Christ Church: The Building
Christ Church is one of the last Gothic churches designed by Mayers, Murray and Phillips, of Bertram Grosvenor Goodhue Associates in New York, who also designed Christ Church Cranbrook.
The narthex, with its great curving stairway, was modeled after the Chapter House of Wells Cathedral. The cloister - which was not enclosed until 1957 - was inspired by the cloister of Canterbury Cathedral. And because music already was a priority, the church boasted a fine organ built and installed by Casavant Freres of Quebec.
The architects chose sandstone from quarries in Clearville, Pennsylvania, for the exterior because of its iridescence in sunlight. The interior is of gray limestone from Indiana.
Because the church was one of few built during the Depression, many outstanding artisans were available to beautify it with intricate wood carving and detailed stonework.
As at many "Grand Openings", the bone structure of the building was there in 1930, but much of the beauty was yet to come. The carved English oak reredos and sanctuary paneling, with their intricate renderings of the life of Christ, prophets, apostles and saints, were dedicated in 1931.
Executed by Mowbray & Co., Ltd., in London, the reredos was donated by Caroline Askew Barton in memory of Henry Lester Barton. John Wendell Anderson donated the sanctuary and chancel paneling with its carvings, by Jungwirth Brothers of Oberammergau, of St. Francis of Assisi, St. George and the Dragon, the Virgin and Child, St. Joseph, St. Nicholas and St. Augustine.
The octagonal marble baptismal font, also given in 1931, depicts the four evangelists on the edge of the bowl and the four Cardinal Virtues (Justice, Prudence, Temperance and Fortitude) on the supporting base. It was given by Mr. and Mrs. John V. Redfield, in memory of Mary Rosamond.

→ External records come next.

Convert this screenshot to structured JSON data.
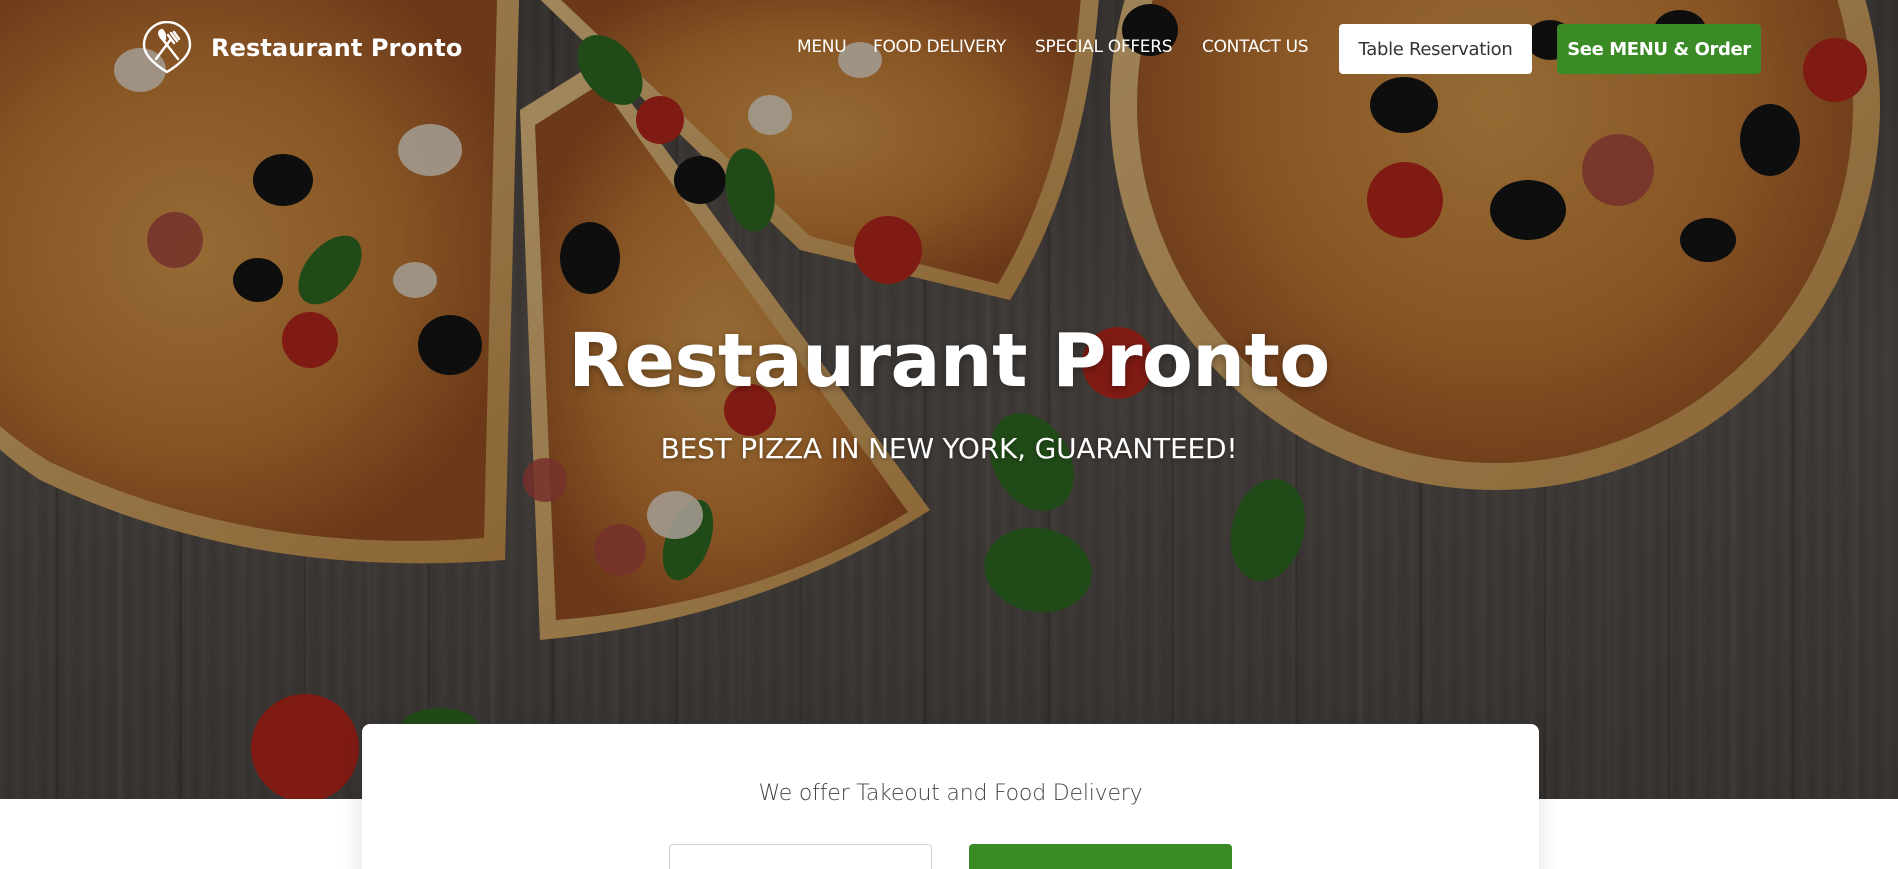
{
  "brand": {
    "name": "Restaurant Pronto",
    "logo_icon": "fork-knife-icon"
  },
  "nav": {
    "links": [
      {
        "label": "MENU"
      },
      {
        "label": "FOOD DELIVERY"
      },
      {
        "label": "SPECIAL OFFERS"
      },
      {
        "label": "CONTACT US"
      }
    ],
    "reserve_button": "Table Reservation",
    "order_button": "See MENU & Order"
  },
  "hero": {
    "title": "Restaurant Pronto",
    "subtitle": "BEST PIZZA IN NEW YORK, GUARANTEED!",
    "background": "pizza-on-wooden-table-photo"
  },
  "offer": {
    "title": "We offer Takeout and Food Delivery",
    "input_value": "",
    "button_label": ""
  },
  "colors": {
    "accent_green": "#3a8a25",
    "white": "#ffffff",
    "text_dark": "#333333",
    "text_muted": "#444444"
  }
}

The carved stonework surrounding the front portals of the church was not completed and dedicated until 1942. The intricate tympanum, the triangular panel over the doors, depicts Jesus saying "Come unto me..." to a lame man, a man with a heavy burden, a king, and a mother and child. It was donated by Charles, Robert and John Warren, in memory of Charles Beecher and Helen Wetmore Warren. The figure of Christ the King above the door was dedicated later in 1942. It is a gift by Mr. and Mrs. Charles B. Bohn in memory of Evelyn Elizabeth Bohn.
Christ Church's most famous glory, of course, is its stained glass windows. Even they were not in place at the 1930 ceremonies. page 2>